[[ The data open ]]
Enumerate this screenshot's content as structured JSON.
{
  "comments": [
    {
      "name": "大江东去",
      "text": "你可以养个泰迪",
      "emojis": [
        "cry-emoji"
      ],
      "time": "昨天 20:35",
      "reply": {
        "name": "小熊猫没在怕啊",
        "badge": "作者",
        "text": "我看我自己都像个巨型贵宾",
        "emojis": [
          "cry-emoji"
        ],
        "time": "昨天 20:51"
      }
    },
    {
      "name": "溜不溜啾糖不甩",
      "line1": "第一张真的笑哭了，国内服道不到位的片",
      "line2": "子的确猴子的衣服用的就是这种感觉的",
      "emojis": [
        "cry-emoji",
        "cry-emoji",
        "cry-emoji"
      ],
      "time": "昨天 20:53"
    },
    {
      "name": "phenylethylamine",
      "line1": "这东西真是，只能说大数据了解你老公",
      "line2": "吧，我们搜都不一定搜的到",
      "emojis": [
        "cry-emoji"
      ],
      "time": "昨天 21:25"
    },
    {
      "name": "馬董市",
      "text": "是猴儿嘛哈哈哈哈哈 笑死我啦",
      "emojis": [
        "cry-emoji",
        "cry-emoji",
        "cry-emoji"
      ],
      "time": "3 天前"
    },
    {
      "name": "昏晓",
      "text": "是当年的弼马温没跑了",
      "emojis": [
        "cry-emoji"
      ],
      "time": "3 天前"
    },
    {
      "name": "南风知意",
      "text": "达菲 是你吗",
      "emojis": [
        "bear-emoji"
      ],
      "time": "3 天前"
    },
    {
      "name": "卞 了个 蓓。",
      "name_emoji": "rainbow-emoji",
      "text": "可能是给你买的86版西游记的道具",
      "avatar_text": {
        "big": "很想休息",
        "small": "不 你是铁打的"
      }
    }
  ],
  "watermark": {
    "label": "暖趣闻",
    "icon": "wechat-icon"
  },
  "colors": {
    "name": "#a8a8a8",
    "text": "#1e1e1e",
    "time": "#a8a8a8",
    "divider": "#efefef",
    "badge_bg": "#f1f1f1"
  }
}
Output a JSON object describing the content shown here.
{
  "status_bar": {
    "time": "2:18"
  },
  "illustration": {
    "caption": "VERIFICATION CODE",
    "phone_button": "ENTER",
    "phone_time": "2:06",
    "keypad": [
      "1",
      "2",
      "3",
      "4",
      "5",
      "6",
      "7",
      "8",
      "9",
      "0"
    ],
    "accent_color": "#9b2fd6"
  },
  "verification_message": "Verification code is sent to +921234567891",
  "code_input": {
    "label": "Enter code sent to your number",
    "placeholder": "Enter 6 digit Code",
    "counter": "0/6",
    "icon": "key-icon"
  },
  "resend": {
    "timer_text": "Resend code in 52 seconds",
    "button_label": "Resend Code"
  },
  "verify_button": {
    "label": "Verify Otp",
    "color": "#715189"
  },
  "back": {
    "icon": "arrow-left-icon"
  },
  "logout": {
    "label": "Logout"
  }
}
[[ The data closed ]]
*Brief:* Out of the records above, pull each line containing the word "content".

*Exercise result:*
Enumerate this screenshot's content as structured JSON.
Output a JSON object describing the content shown here.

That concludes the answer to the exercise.